Lily of the Nile, also known as Agapanthus or the African Blue Lily, is a genus of perennial flowering plants originating from South Africa. The name comes from the Greek words "agape," meaning love, and "anthus," meaning flower.
This genus consists of about 10 different species. Agapanthus plants may have 20 to 100 flowers depending on the variety, and from May through June, they produce beautiful clusters of blue, white, or violet-blue flowers that resemble lilies.
Depending on the species, they grow to be 2 feet high and 2-4 feet wide. There are both evergreen and deciduous types. They flourish in USDA hardiness zones 8 through 11.
These plants are easy to maintain and are very popular because of their hardiness and attractiveness. Follow these steps to grow your own African Blue Lily and keep it in beautiful condition.
Step 1 – Choose a Healthy Specimen
Select a healthy looking plant from the nursery. Avoid plants that look dull and those that do not have many flowers or buds.
Step 2 – Find a Good Planting Location
An Agapanthus should only be planted in areas with full sun. Unless your climate is exceptionally hot, the plants need direct sunlight and plenty of space to thrive. If you are unsure of how your area’s sun exposure will affect the plant, keep in mind that this plant grows very well in containers.
If you choose to use a container, you will be free to experiment with full sun, partial sun, and shaded areas as you grow. Plus if the plant ever becomes too large and cramped, you will be able to move it to a more open area.
Step 3 – Prepare Your Soil
After choosing the planting spot, dig a hole that is not too deep. Mix compost or fertilizer with the dug-out soil. The soil must be rich and well-drained. This plant prefers neutral to slightly acidic soil, with a pH between 6.5 and 7.5.
Tip: Since proper drainage is important for the Lily of the Nile, consider adding a scoop of sand to the soil.
Step 4 - Planting

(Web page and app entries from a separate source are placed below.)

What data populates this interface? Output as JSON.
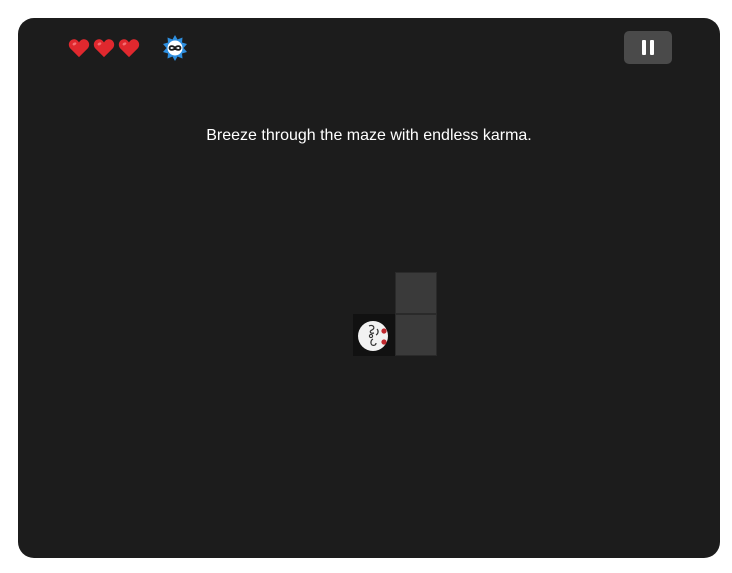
{
  "hud": {
    "lives": 3,
    "hearts": [
      {
        "icon": "heart-icon",
        "color": "#e0282e"
      },
      {
        "icon": "heart-icon",
        "color": "#e0282e"
      },
      {
        "icon": "heart-icon",
        "color": "#e0282e"
      }
    ],
    "karma_icon": "infinity-karma-icon",
    "karma_color": "#2e8fe0",
    "pause_icon": "pause-icon"
  },
  "hint": {
    "text": "Breeze through the maze with endless karma."
  },
  "maze": {
    "tile_color": "#3a3a3a",
    "background_color": "#1c1c1c",
    "player_icon": "player-face-icon"
  }
}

When transferring from a container, try to place the roots at the same depth as they were at in the pot or container. Even when planting directly, the roots should be placed no more than 1 foot from the soil surface. Once you’ve positioned your roots, fill the soil back, and fix the plant in place.
Tip: If you are growing more than one plant at a time, space the rhizomes (thick bulb-like roots that grow underground) about 8 inches apart with the pointy ends facing up.
Step 5 – Mulching and Watering
Apply a couple of inches of organic mulch around the plant. Water the plant thoroughly, taking care not to flood the roots since the rhizomes can rot easily when things are too wet. You want to make sure the soil is always moist but not soaked. Keep an eye out for yellow-tipped leaves, as this is an indicator that you’re overwatering.
Weekly watering is recommended, but if the summers and winters are unseasonably harsh, feel free to adjust accordingly.
Step 6 – Fertilization
During the growing stage, it is beneficial to fertilize the plant twice a month. For established plants, fertilizing is only required twice a year, once in the beginning of spring and again towards the end of fall. Apply a formula that provides equal parts nitrogen, phosphorus, and potassium, such as a 15-15-15 preparation.
Step 7 – Pruning
Every spring, prune the plant by removing any dead foliage and stems. Remove flowers that have bloomed and are beginning to wilt. If you regularly deadhead the flowers, you will see an abundant growth of newer flowers.
Clumps can be divided every three to five years by splitting the root ball in late summer or early fall. It will then take about a year for newly divided plants to re-establish themselves.
Protect your African Blue Lily from frost in colder climates. If you are growing the plant is a pot or container, you can bring it indoors and place it under fluorescent lights or keep it in a warm greenhouse. If the plant is in your backyard, you must mulch the roots to protect them during winter.
Lily of the Nile is generally resistant to most pests and diseases. However, they may become infested with snails, thrips, mealy bugs, or by certain fungi. Be watchful of the plant and spray an appropriate fungicide or pesticide when necessary. Snails can devour the stems of the plant, causing considerable harm. You can remove them by hand, or use some kind of bait to get rid of them.